    The Weavers: The original Decca release (27928) has "Gordon Jenkins & His Orchestra" in large  print and "The Weavers" in small print.     Miriam Makeba: In 1953, "Lakutshona Ilanga" was the first song ever recorded by Makeba, on  an album by the Manhattan Brothers, for whom she had become vocalist the previous year. The  song became known (not literally translated) as "Lovely Lies" in English in 1955 (London Records)  and charted in the Top 100 in America, peaking at #43 in 1956. The record was evidently big in  Boston, where according to Cashbox, it reached #7. Apparently, during her time with the Manhattan  Brothers, Makeba picked up "Mbube", although she may have known it from the Linda version. The  RCA album (LSP-2267) containing her rendition was Miriam Makeba, and she is backed on the song  by both the (Harry) Belafonte Folk Singers and the Chad Mitchell Trio.     The Tokens: had a follow-up release to their "Lion..." hit, called "B'wa Nina". That song was  also based on an earlier African tune, also previously recorded by Miriam Makeba, "The Click Song"  (later referred to as "The Click Song #1", since she later recorded a similar "sounding" tune she  entitled "The Click Song #2"). "The Click Song" (#1) had it's origin in the Xhosa language as  "Gqongqotwane":     Gqongqotwane is the dung-gathering beetle-- the miser of the insect world, known to the Xhosas  as the Road Wizard.     (Quoted from an early mid-60's LP by the Manhattan Brothers, issued in the  US on Joy Records [#5004]). This is why "The Click Song" was also known in English as "The African  Beetle Song".    

    "Wimoweh": Borrowing loosely from Gordon Jenkins' arrangements, the song appeared by Jimmy Dorsey   (Columbia) and Yma Sumac (Capitol). Later, it was revived again by Bert Kaempfert  (Decca). After  the Tokens, the list starts to get silly and long, as with Manu DiBango's twist 45 version. From  there the lion goes back to sleep for a while until the '70s (Robert John), then returns in the  '80s (r.e.m.) and full circle in the '90s to Ladysmith Black Mambazo, and of course, the Broadway  production of The Lion King.  

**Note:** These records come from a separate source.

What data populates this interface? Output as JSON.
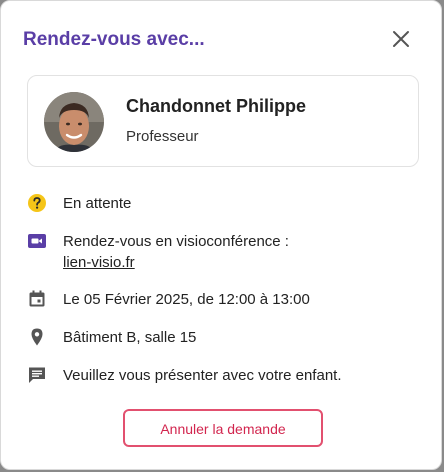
{
  "dialog": {
    "title": "Rendez-vous avec...",
    "close_icon": "close-icon"
  },
  "person": {
    "name": "Chandonnet Philippe",
    "role": "Professeur"
  },
  "details": {
    "status": "En attente",
    "visio_label": "Rendez-vous en visioconférence :",
    "visio_link": "lien-visio.fr",
    "date": "Le 05 Février 2025, de 12:00 à 13:00",
    "location": "Bâtiment B, salle 15",
    "message": "Veuillez vous présenter avec votre enfant."
  },
  "actions": {
    "cancel_label": "Annuler la demande"
  },
  "colors": {
    "accent": "#5a3ea6",
    "status": "#f5c518",
    "danger": "#d2254e",
    "icon": "#555555"
  }
}
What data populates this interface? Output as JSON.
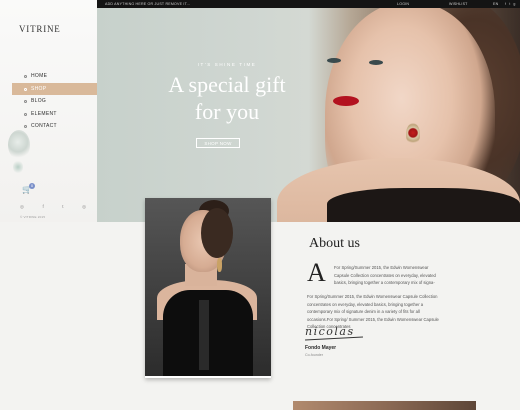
{
  "topbar": {
    "notice": "ADD ANYTHING HERE OR JUST REMOVE IT...",
    "login": "LOGIN",
    "wishlist": "WISHLIST",
    "currency": "EN",
    "socials": [
      "f",
      "t",
      "g"
    ]
  },
  "sidebar": {
    "logo": "VITRINE",
    "nav": [
      {
        "label": "HOME",
        "active": false
      },
      {
        "label": "SHOP",
        "active": true
      },
      {
        "label": "BLOG",
        "active": false
      },
      {
        "label": "ELEMENT",
        "active": false
      },
      {
        "label": "CONTACT",
        "active": false
      }
    ],
    "cart_icon": "cart-icon",
    "cart_count": "0",
    "socials": [
      "◎",
      "f",
      "t",
      "◎"
    ],
    "copyright": "© VITRINE 2015"
  },
  "hero": {
    "kicker": "IT'S SHINE TIME",
    "title_line1": "A special gift",
    "title_line2": "for you",
    "button": "SHOP NOW"
  },
  "about": {
    "title": "About us",
    "dropcap": "A",
    "paragraph1": "For Spring/Summer 2015, the Edwin Womenswear Capsule Collection concentrates on everyday, elevated basics, bringing together a contemporary mix of signa-",
    "paragraph2": "For Spring/Summer 2015, the Edwin Womenswear Capsule Collection concentrates on everyday, elevated basics, bringing together a contemporary mix of signature denim in a variety of fits for all occasions.For Spring/ Summer 2015, the Edwin Womenswear Capsule Collection concentrates",
    "signature": "nicolas",
    "name": "Fondo Mayer",
    "role": "Co-founder"
  },
  "colors": {
    "accent": "#d9b99a",
    "topbar": "#141414",
    "badge": "#7a8fc9"
  }
}
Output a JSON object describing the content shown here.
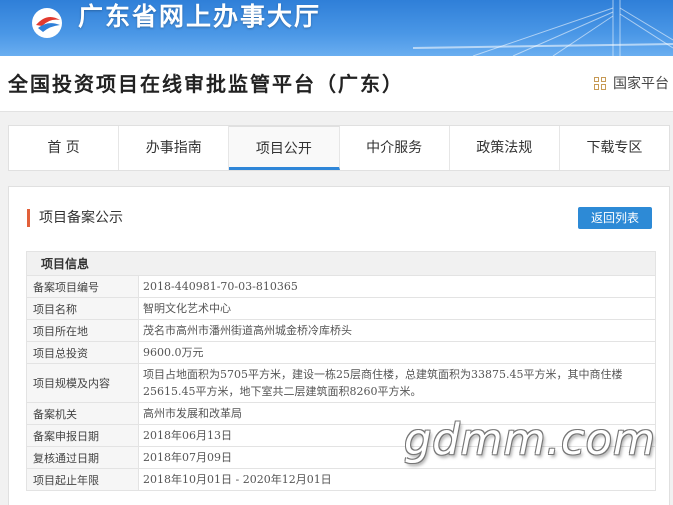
{
  "header": {
    "site_name": "广东省网上办事大厅",
    "platform_title": "全国投资项目在线审批监管平台（广东）",
    "national_link": "国家平台"
  },
  "nav": {
    "items": [
      {
        "label": "首  页"
      },
      {
        "label": "办事指南"
      },
      {
        "label": "项目公开"
      },
      {
        "label": "中介服务"
      },
      {
        "label": "政策法规"
      },
      {
        "label": "下载专区"
      }
    ],
    "active": "项目公开"
  },
  "main": {
    "section_title": "项目备案公示",
    "back_button": "返回列表",
    "table_header": "项目信息",
    "rows": [
      {
        "label": "备案项目编号",
        "value": "2018-440981-70-03-810365"
      },
      {
        "label": "项目名称",
        "value": "智明文化艺术中心"
      },
      {
        "label": "项目所在地",
        "value": "茂名市高州市潘州街道高州城金桥冷库桥头"
      },
      {
        "label": "项目总投资",
        "value": "9600.0万元"
      },
      {
        "label": "项目规模及内容",
        "value": "项目占地面积为5705平方米，建设一栋25层商住楼，总建筑面积为33875.45平方米，其中商住楼25615.45平方米，地下室共二层建筑面积8260平方米。"
      },
      {
        "label": "备案机关",
        "value": "高州市发展和改革局"
      },
      {
        "label": "备案申报日期",
        "value": "2018年06月13日"
      },
      {
        "label": "复核通过日期",
        "value": "2018年07月09日"
      },
      {
        "label": "项目起止年限",
        "value": "2018年10月01日 - 2020年12月01日"
      }
    ]
  },
  "watermark": "gdmm.com",
  "colors": {
    "banner": "#3a8ae0",
    "accent": "#2d8ad6",
    "title_marker": "#e2603a"
  }
}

    The Aftermath:  Since the song The Lion Sleeps Tonight was penned by Zulu tribesman Solomon Linda over 60 years  ago, it has generated over $55 million (in one form or another). But despite his melody's success  Linda died in poverty, having sold the track to record producer Eric Gallo for just ten shillings. To his credit, when Pete Seager learned of this, he made sure Linda's widow receive a portion of the royalties from his recordings.   It now looks as though his daughters may soon recover their father's legacy, thanks to a little- known law stating that rights to a song should revert to the creator's estate 25 years after his death.   This means the composer's three daughters, who still live in poverty in Johannesburg townships, may  soon become extremely rich. Because Gallo Records, which originally bought the tune, has decided the  time has come to make amends.   The company, which had sold the US rights to another firm, instructed its lawyers to find a way of  recovering the money for the family. They found the legal provision in British Imperial Copyright  Law, and it seems the rule can be used to rake back much of the wealth generated by the song.   The Supreme Court in Pretoria in 2003 appointed an executor to Linda's estate, and the process of  recovering the money is still underway. "The copyright provisions could be enforced retrospectively  and could run into millions of pounds," says Pretoria copyright lawyer Owen Dean, who is working  with Gallo Records. "It is high time that Mr Linda's family, who are living in abject poverty,  finally received some redress."